What brought Hirsch and Dr. Macintosh together? Two years ago, she had taken a break from her practice to write a book, This is depression With the aim of helping people understand this specific mental illness. During the book’s launch on a tour across Canada, she held a panel discussion on mental health of which Hirsch was a guest. He was a brilliant talker, as she fondly remembers him, and the two struck up a friendship. Together, they provide a crucial contrast to shocked. Hirsch was on the front lines as a former NHL goalkeeper and was always at war with his mental health and tried to hide it during his playing days. It brings engagement to the show that guests recognize. Dr. Macintosh, of course, brings formal mental health expertise into her profession.
“We have both sides of the coin covered, and I think that’s something no one has seen before,” Hirsch said. “This is not so Doctor Phil. Diane is sympathetic, compassionate and kind and she doesn’t do that need to To do this correctly? She’s doing this out of the goodness of her heart to help people.”

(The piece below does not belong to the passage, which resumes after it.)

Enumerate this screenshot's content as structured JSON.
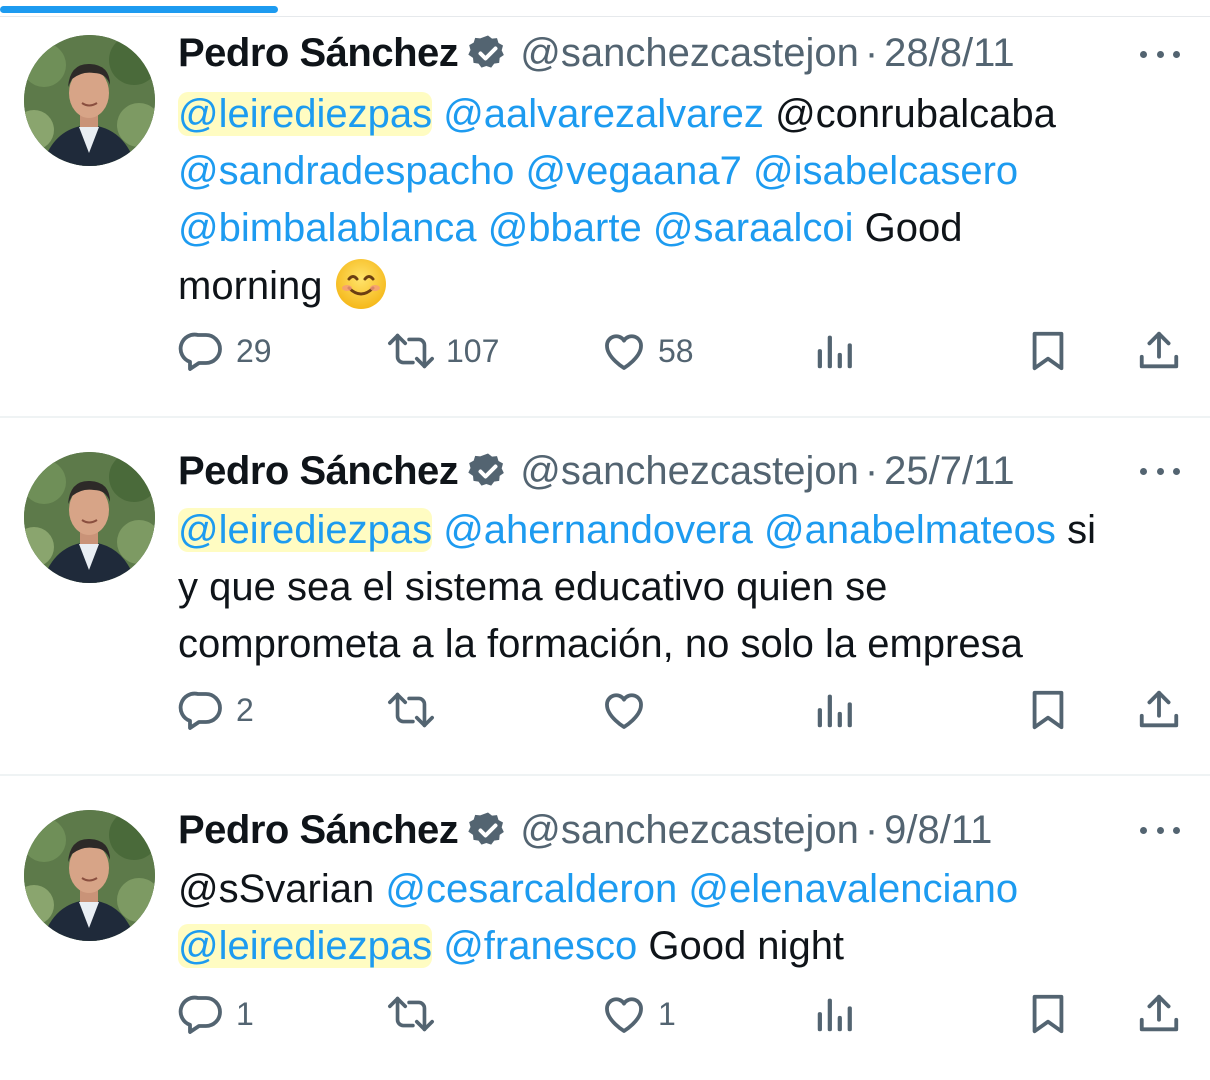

How will you play each episode? Because every participating athlete comes as an open book with the intention of disclosing his experiences, shocked It will act as a therapy session, pulling the curtain back. While Hirsch often has a current connection to the topic, Dr. McIntosh approaches each guest as a blank slate, “as I’m talking to someone I saw for the first time as a patient.” The format, then, goes beyond just sharing an athlete’s story. It’s an active collaborative process, with a story followed by analysis from Dr. McIntosh, moving on to a broader discussion of the topic raised in that episode. For example, in the Kevin Love episode, he discussed panic attacks, and Hirsch and Dr. McIntosh moved on to a deeper discussion about panic attacks, including those that Hirsch experienced as a player.
Hirsch and Dr. McIntosh believe that by humanizing their podcast topics, they can (a) expose the stigma that professional athletes cannot have mental health problems and (b) provide role models to help others with health problems mental. As Dr. Macintosh sees it, people can see themselves in the athletes’ stories while identifying the symbols they seek are open about mental health struggles.
Don’t be surprised if several big-name athletes start appearing shocked After the first wave of episodes, especially with hosts very interested in the topic.
“Helping people was a greater gift to me than any victory I had in the National Hockey League,” Hirsch said. “My Olympic medal, I’ll give it to someone if it means I have to help them. That’s what it means to me.”